- [DIRECTIONS FOR THIS TASK]:
Beginning at the line that contains "Output a JSON", write out each remaining line of the entries below exactly as it stands.

** THE DATA follows **

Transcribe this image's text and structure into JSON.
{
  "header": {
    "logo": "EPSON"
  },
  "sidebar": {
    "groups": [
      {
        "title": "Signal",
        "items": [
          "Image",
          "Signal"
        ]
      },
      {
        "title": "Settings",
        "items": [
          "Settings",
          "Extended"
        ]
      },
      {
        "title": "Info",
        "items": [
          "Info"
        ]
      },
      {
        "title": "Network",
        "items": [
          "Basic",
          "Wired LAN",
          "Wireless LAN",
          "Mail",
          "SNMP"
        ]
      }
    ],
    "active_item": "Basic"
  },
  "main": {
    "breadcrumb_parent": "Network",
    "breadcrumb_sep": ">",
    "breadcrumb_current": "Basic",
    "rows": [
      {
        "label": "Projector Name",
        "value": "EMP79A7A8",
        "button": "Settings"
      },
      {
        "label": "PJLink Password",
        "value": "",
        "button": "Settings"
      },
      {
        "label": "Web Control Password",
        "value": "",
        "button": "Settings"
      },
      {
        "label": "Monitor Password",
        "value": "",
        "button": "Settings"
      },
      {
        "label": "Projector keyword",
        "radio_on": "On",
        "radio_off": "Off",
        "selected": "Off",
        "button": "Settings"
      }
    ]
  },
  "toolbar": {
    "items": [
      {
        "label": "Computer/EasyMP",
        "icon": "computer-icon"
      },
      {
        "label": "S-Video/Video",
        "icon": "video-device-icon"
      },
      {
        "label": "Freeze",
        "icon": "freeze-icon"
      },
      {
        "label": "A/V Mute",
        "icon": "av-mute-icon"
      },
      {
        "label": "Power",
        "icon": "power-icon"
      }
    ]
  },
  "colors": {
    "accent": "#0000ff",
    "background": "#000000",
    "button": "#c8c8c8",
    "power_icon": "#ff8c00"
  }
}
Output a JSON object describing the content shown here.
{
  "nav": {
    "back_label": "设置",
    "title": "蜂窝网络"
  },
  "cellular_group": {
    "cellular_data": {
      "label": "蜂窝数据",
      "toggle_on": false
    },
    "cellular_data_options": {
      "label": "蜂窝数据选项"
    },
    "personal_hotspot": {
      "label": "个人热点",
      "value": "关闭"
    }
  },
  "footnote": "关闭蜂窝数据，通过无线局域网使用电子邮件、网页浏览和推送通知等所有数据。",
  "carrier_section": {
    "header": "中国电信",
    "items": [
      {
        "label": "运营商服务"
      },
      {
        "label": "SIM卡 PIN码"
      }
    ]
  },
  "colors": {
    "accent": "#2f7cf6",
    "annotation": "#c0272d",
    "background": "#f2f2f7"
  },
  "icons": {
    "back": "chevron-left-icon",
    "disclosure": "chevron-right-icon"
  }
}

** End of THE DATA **

- [SOLUTION FOR THIS TASK]:
Output a JSON object describing the content shown here.
{
  "nav": {
    "back_label": "设置",
    "title": "蜂窝网络"
  },
  "cellular_group": {
    "cellular_data": {
      "label": "蜂窝数据",
      "toggle_on": false
    },
    "cellular_data_options": {
      "label": "蜂窝数据选项"
    },
    "personal_hotspot": {
      "label": "个人热点",
      "value": "关闭"
    }
  },
  "footnote": "关闭蜂窝数据，通过无线局域网使用电子邮件、网页浏览和推送通知等所有数据。",
  "carrier_section": {
    "header": "中国电信",
    "items": [
      {
        "label": "运营商服务"
      },
      {
        "label": "SIM卡 PIN码"
      }
    ]
  },
  "colors": {
    "accent": "#2f7cf6",
    "annotation": "#c0272d",
    "background": "#f2f2f7"
  },
  "icons": {
    "back": "chevron-left-icon",
    "disclosure": "chevron-right-icon"
  }
}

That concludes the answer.